Yes. I hope that is something that we’re doing through the magazine. We shoot all different women for 25—models and real women. Women shouldn’t feel like they need to hide their bodies. If you look at the sixties or the seventies, women were free and comfortable in their bodies. All this censorship can start to make women feel uncomfortable, and that’s a very big problem
Do you think that this fear of the female body is inherently American, or is it an international sentiment?
I feel that we see it much more in the States. In general, people in America tend to be a little bit more prude than in Europe. But I think it’s spreading, unfortunately. Europe is becoming more and more prude. And it’s ridiculous because when you turn on the TV—a reality show—you’re faced with so many vulgar images. That’s what should be censored and not allowed, in my opinion.
I see that 25 has relaunched with another Instagram account. Will you continue to try and push the envelope with the images you post?
We will. And if they kick us off, we’ll open another account. We’re here at fashion week [in Paris] and it’s an important event for fashion and women. So we thought we should open a new account to keep our readers updated going forward. But after fashion week, we’re going to have to decide how we approach this issue. I’m considering opening a private account so only our users can see the photos. Maybe that will solve the problem. I don’t know.

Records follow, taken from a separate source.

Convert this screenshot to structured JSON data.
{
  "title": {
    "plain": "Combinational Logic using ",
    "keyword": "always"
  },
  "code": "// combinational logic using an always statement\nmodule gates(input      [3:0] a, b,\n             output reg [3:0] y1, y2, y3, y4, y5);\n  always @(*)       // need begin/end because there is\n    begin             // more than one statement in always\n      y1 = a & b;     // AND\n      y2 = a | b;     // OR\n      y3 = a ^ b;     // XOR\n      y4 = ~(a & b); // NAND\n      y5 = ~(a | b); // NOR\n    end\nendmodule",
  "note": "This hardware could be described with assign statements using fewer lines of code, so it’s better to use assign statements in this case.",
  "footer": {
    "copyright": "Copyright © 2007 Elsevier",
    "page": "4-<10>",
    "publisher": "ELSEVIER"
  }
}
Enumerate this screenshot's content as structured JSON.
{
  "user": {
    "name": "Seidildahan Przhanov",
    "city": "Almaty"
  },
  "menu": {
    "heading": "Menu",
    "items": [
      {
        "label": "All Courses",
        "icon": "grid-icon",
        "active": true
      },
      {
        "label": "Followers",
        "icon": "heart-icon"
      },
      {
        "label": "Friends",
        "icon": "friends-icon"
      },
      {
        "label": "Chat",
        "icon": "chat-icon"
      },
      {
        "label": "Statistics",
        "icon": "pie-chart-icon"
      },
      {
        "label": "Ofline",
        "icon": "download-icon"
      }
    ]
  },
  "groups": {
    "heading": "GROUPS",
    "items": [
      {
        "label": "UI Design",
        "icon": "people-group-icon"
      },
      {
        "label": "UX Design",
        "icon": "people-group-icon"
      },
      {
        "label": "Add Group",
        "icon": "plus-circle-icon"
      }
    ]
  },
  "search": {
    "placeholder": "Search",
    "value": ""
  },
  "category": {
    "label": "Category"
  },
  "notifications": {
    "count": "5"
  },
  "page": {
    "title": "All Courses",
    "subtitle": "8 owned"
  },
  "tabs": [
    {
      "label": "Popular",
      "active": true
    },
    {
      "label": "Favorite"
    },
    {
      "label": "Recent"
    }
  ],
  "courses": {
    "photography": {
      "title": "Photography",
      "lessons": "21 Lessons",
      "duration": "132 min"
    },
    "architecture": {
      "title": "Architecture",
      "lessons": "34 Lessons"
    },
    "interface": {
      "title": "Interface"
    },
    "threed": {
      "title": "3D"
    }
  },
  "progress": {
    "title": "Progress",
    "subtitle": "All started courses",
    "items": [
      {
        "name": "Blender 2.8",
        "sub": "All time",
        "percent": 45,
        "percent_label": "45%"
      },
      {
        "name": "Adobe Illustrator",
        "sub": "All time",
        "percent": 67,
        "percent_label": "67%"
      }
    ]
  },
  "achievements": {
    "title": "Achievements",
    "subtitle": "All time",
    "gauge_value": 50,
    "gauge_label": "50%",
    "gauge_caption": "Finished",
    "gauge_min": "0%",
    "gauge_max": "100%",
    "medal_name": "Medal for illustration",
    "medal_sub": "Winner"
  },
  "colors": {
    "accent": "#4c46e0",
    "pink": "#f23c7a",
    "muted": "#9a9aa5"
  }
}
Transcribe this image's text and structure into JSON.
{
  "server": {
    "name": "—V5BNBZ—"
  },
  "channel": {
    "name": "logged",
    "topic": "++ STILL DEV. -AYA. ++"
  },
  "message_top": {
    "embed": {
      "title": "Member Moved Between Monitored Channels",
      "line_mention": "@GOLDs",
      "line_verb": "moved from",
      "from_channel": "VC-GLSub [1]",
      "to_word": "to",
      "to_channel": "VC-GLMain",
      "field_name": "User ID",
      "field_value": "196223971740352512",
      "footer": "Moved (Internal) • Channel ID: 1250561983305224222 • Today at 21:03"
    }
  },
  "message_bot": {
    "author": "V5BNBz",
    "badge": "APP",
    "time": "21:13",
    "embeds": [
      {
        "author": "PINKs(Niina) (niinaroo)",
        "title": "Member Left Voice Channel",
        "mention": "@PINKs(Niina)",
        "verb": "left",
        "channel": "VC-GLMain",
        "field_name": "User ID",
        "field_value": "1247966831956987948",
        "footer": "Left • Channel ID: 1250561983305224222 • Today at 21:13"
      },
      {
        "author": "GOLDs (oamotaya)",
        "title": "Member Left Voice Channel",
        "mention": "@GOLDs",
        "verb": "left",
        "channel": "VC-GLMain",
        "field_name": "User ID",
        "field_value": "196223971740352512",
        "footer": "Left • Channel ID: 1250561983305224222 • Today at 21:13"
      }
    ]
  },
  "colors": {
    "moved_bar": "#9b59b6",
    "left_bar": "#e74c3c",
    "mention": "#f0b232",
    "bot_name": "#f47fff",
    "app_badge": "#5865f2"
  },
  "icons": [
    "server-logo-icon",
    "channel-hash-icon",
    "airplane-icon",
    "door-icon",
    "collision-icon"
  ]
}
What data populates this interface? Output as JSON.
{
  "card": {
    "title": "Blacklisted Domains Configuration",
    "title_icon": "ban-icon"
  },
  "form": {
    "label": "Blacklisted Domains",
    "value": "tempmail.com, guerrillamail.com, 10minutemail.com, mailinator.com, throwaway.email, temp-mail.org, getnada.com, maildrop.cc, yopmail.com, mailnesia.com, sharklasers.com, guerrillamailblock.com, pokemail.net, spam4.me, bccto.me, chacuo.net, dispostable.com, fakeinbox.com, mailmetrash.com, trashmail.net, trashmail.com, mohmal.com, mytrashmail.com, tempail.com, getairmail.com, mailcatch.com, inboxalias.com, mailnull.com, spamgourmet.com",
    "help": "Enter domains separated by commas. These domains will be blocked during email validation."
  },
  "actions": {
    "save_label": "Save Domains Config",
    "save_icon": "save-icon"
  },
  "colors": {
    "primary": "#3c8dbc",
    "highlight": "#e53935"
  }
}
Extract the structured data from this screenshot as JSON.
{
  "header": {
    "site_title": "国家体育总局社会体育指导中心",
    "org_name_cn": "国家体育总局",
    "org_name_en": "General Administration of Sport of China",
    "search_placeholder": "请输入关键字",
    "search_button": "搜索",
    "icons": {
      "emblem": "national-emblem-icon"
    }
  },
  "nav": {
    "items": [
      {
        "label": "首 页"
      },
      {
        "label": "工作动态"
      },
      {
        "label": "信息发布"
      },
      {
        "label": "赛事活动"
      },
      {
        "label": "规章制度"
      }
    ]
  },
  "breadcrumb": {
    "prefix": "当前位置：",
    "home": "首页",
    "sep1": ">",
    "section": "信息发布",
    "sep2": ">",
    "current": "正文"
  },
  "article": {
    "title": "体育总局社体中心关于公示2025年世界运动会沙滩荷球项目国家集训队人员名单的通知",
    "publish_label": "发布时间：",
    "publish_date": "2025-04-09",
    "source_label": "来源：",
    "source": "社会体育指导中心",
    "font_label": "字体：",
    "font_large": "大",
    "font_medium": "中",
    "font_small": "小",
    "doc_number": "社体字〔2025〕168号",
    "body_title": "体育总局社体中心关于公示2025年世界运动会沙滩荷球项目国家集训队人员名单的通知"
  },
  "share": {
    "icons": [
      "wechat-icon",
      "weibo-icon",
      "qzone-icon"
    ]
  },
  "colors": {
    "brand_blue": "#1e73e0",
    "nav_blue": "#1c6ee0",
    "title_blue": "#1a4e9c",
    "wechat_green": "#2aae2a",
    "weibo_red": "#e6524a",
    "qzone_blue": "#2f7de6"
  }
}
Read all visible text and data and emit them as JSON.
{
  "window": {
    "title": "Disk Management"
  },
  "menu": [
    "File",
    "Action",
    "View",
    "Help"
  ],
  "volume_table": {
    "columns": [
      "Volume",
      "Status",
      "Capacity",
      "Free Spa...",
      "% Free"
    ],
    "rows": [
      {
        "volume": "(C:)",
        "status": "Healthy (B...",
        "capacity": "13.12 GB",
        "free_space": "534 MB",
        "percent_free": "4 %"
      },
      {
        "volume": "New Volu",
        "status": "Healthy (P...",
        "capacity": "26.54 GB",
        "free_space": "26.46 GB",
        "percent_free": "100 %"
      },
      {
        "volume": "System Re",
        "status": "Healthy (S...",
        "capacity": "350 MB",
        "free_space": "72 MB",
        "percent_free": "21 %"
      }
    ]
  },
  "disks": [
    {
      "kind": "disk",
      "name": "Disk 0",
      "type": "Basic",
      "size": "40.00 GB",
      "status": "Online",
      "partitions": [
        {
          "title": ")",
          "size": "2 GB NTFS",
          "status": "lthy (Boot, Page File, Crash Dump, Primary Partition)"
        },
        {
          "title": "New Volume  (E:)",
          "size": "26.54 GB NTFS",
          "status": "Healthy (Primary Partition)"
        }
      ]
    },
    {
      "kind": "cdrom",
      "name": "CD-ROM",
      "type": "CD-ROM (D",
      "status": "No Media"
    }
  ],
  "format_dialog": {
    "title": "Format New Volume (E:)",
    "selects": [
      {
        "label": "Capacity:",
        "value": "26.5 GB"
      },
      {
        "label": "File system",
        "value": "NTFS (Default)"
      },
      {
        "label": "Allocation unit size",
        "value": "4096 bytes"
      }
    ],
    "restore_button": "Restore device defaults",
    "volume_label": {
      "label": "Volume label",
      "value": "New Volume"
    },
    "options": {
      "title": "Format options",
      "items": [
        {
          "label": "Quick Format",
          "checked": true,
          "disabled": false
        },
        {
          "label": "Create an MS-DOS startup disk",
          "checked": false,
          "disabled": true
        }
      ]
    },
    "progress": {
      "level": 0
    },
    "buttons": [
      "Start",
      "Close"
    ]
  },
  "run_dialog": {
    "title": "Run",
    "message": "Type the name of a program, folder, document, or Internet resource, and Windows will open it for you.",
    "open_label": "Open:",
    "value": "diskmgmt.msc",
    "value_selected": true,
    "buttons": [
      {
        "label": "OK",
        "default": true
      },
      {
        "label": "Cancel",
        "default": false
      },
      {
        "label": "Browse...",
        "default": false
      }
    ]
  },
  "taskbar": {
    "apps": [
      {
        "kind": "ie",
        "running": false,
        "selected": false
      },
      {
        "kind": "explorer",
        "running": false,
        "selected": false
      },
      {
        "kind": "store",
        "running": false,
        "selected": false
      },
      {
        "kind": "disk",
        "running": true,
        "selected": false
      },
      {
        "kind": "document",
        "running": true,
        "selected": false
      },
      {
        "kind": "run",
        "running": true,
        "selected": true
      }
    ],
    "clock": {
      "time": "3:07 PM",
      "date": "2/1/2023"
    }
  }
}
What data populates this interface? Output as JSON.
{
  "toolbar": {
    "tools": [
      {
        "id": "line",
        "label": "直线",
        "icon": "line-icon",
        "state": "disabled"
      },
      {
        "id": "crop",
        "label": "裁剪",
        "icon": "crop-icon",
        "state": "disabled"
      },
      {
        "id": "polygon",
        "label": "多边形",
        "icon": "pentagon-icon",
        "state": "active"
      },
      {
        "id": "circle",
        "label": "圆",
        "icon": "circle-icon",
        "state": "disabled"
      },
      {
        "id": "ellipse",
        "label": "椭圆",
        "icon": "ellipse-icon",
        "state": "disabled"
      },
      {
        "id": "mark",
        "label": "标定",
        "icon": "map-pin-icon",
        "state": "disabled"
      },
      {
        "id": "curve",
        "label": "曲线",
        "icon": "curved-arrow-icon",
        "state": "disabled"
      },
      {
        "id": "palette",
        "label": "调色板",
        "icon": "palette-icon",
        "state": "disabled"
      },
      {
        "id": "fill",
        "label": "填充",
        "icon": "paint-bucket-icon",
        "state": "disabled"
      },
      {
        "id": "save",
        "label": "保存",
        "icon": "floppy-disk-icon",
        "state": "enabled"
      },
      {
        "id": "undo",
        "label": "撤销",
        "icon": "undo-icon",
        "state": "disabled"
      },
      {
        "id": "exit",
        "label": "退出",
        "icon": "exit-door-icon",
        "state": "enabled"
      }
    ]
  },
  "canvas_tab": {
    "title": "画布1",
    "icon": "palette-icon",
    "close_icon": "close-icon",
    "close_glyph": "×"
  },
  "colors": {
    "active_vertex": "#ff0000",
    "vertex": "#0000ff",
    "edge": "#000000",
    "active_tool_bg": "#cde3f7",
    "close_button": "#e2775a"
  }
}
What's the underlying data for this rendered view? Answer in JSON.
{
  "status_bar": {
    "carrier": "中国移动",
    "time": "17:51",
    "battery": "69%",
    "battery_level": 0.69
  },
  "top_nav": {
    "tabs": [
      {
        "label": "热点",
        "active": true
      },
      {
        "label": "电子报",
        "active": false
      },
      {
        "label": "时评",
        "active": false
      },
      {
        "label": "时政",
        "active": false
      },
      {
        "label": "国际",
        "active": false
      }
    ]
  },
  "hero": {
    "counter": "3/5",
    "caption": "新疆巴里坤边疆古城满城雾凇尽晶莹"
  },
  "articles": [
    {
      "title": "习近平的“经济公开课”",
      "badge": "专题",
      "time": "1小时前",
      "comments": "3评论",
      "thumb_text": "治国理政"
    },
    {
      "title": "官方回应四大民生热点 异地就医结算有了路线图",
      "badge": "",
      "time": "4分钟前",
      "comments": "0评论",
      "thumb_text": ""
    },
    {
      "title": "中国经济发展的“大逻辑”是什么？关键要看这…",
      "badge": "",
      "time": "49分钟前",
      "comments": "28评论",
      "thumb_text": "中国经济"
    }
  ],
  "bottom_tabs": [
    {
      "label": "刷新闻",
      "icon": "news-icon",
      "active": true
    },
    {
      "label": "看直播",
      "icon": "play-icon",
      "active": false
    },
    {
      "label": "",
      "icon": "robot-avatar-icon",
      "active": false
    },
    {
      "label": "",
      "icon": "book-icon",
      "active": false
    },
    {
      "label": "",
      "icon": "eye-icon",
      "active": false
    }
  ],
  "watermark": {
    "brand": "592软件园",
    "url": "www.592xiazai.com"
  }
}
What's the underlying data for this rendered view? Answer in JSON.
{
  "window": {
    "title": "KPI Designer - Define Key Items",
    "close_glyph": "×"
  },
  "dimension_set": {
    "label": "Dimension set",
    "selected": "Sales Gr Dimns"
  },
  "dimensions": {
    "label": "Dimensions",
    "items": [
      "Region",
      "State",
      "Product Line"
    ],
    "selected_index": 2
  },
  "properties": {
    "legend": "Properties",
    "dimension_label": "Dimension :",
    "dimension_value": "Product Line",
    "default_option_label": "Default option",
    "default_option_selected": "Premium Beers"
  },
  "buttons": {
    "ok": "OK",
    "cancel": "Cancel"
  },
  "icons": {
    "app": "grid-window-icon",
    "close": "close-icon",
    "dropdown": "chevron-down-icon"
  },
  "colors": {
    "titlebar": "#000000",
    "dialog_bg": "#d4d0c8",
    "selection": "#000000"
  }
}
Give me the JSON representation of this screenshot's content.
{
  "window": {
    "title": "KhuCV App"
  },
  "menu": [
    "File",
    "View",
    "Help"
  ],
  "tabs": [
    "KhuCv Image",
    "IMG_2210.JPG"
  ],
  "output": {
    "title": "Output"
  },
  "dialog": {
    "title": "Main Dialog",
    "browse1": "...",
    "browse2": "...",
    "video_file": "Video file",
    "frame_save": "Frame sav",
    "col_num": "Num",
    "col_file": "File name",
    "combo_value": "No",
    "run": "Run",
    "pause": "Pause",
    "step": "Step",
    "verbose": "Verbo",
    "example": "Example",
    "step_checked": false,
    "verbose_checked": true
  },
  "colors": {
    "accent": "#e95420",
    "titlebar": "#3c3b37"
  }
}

More generally, we have seen a lot of bare breasts on the runway for Fall ’14. Do you think this is a positive thing? And would you walk around in the Anthony Vaccarello finale look that you wore down the runway?
Yes! Of course. In the right place, why not? I would feel comfortable. I mean, I wouldn’t wear it on the street, but this whole nipple thing is insane. Didn’t people want Anne Hathaway to apologize because you could see the outline of her nipples in her Oscars dress? That’s crazy. That’s like apologizing for having a leg. Honestly. She wasn’t even showing the nipple! It was just peeking through the dress. Obviously there’s a nipple in there! Why do we care? That’s really awkward! We should be apologizing to her. There was nothing vulgar about that dress.
You said that you wouldn’t go braless in a completely sheer top when just walking down the street. Why not?
I think because the world, unfortunately, is not quite prepared for that. In Europe, I’d probably do it—in Italy or the south of France. But in other places, I think it would cause too much trouble.
Is there anything you’d like to say to Instagram or to members of the general public who fear the nipple?
They should wake up. We’re going backward—way backward. Instead of celebrating our bodies and moving forward and exploring our sensuality, we’re blocking all these things and making them shameful. And to the people who don’t like these images and report them on Instagram, just don’t follow us. It’s very simple. I don’t understand why they’re following us in the first place if they find our images so offensive. I’m not putting a gun to their heads.